Thursday, April 23, 2015

Step right up

My son Ben asked if had this seen this article. It really feels like the beginning of the end:

Arizona State University, one of the nation’s largest universities, is joining with edX, a nonprofit online venture founded by M.I.T. and Harvard, to offer an online freshman year that will be available worldwide with no admissions process and full university credit. . . .

“Leave your G.P.A., your SATs, your recommendations at home,” said Anant Agarwal, the chief executive of edX. “If you have the will to learn, just bring your Internet connection and yourself, and you can get a year of college credit.”
Yes, step right up.

I am forever loyal to the idea of college — that is, real college, what college can be and still, often, is. But we seem to be moving toward a future in which that possibility becomes, once again, reserved for a privileged few. For everyone else, an Internet connection will suffice. No classmates, no office hours, no libraries. It’s telling that even Mr. Agarwal’s hucksterism acknowledges reality: this scheme offers not a year of college but “a year of college credit.” They’re not the same thing.


May 3: Oh — and there’s no financial aid.

A related post
Higher-ed monopoly

[Title courtesy of Tom Waits.]

comments: 3

Elaine Fine said...

Do you think that MIT or Harvard would accept those credits?

Anonymous said...

It becomes a phenomenon of simple arithmetic. There is a point at which tuition costs exceed the ability to pay up front (now long past for many), and then tuition costs which exceed the ability to be financed (now occurring). With the massive debt having been piled up, new students in many disciplines are finding that the cost of their possible degree exceed their earning capacity with said degree. Where then do universities look for the next bunch of "college credit consumers?" On line, of course (pardon the pun). One could even foresee something like kickstarter campaigns aimed at raising tuition funds for someone.

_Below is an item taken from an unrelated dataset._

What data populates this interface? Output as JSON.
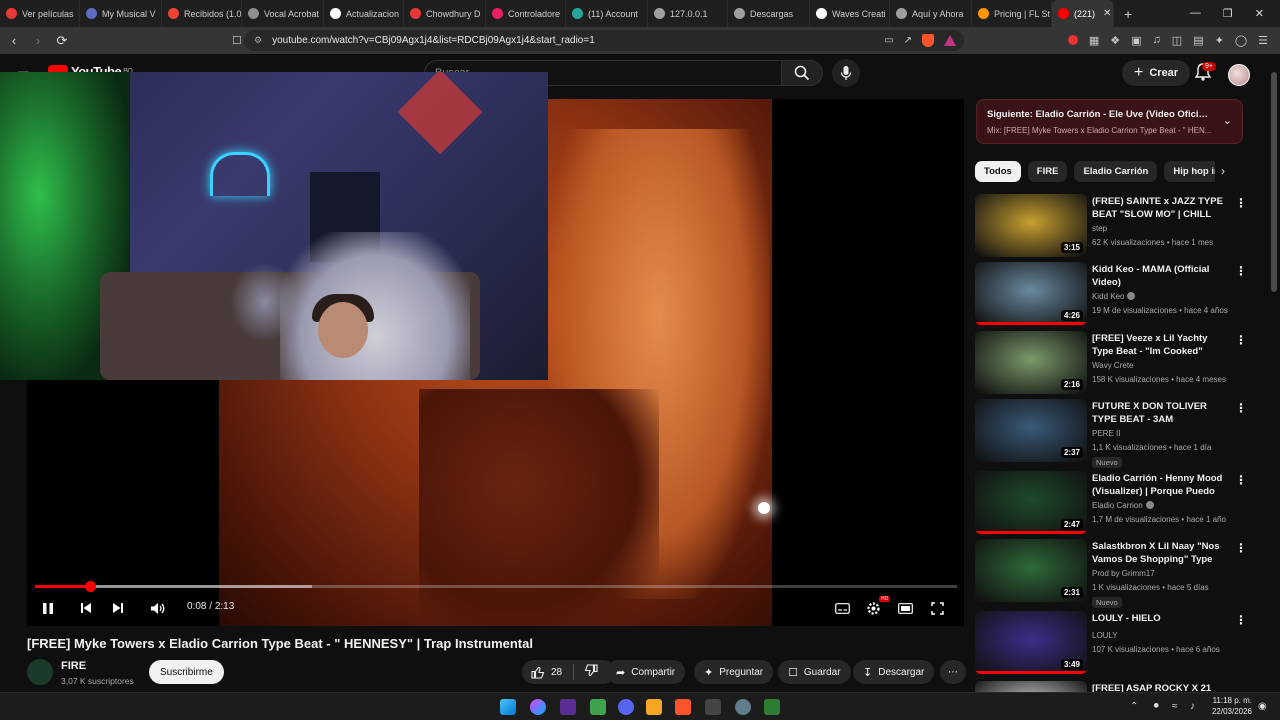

With education budgets and costs coming ever more into crisis (such as the recent news of the Chicago Public Schools and its billion dollar budget shortfall), the marketing of education to the consumer is trying to follow the Amazon model. Maybe we'll see degrees delivered by drones next?

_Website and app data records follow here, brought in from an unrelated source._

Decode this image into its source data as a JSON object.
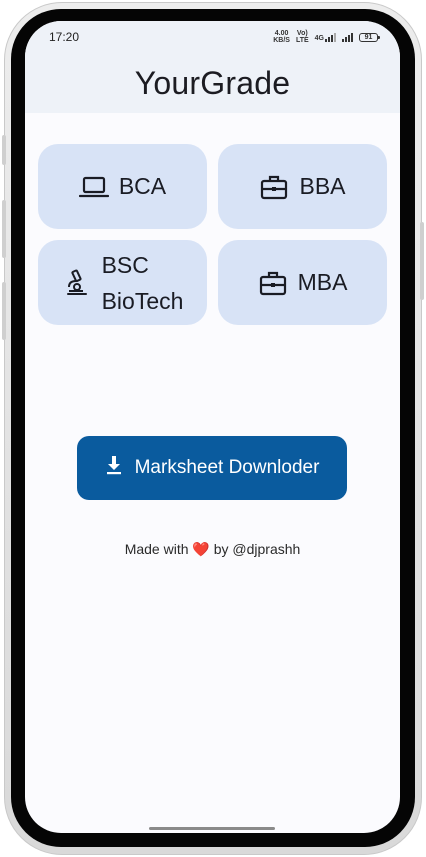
{
  "statusbar": {
    "time": "17:20",
    "net_speed_value": "4.00",
    "net_speed_unit": "KB/S",
    "volte_top": "Vo)",
    "volte_bottom": "LTE",
    "network": "4G",
    "battery": "91"
  },
  "appbar": {
    "title": "YourGrade"
  },
  "courses": [
    {
      "label": "BCA",
      "icon": "laptop-icon"
    },
    {
      "label": "BBA",
      "icon": "briefcase-icon"
    },
    {
      "label_line1": "BSC",
      "label_line2": "BioTech",
      "icon": "microscope-icon"
    },
    {
      "label": "MBA",
      "icon": "briefcase-icon"
    }
  ],
  "download_button": {
    "label": "Marksheet Downloder",
    "icon": "download-icon"
  },
  "footer": {
    "prefix": "Made with",
    "heart": "❤️",
    "suffix": "by @djprashh"
  },
  "colors": {
    "appbar_bg": "#eef2f8",
    "card_bg": "#d8e3f6",
    "button_bg": "#0a5b9e",
    "heart": "#e53935"
  }
}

Michael Leddy said...

Elaine, that’s the $64,000 question, so to speak.

Anon., I’m aware of at least one Kickstarter-like effort to raise tuition. Yes, the cost of college is far too high. The wider access to college (real college) that followed WWII now begins to look like an odd blip in our cultural history.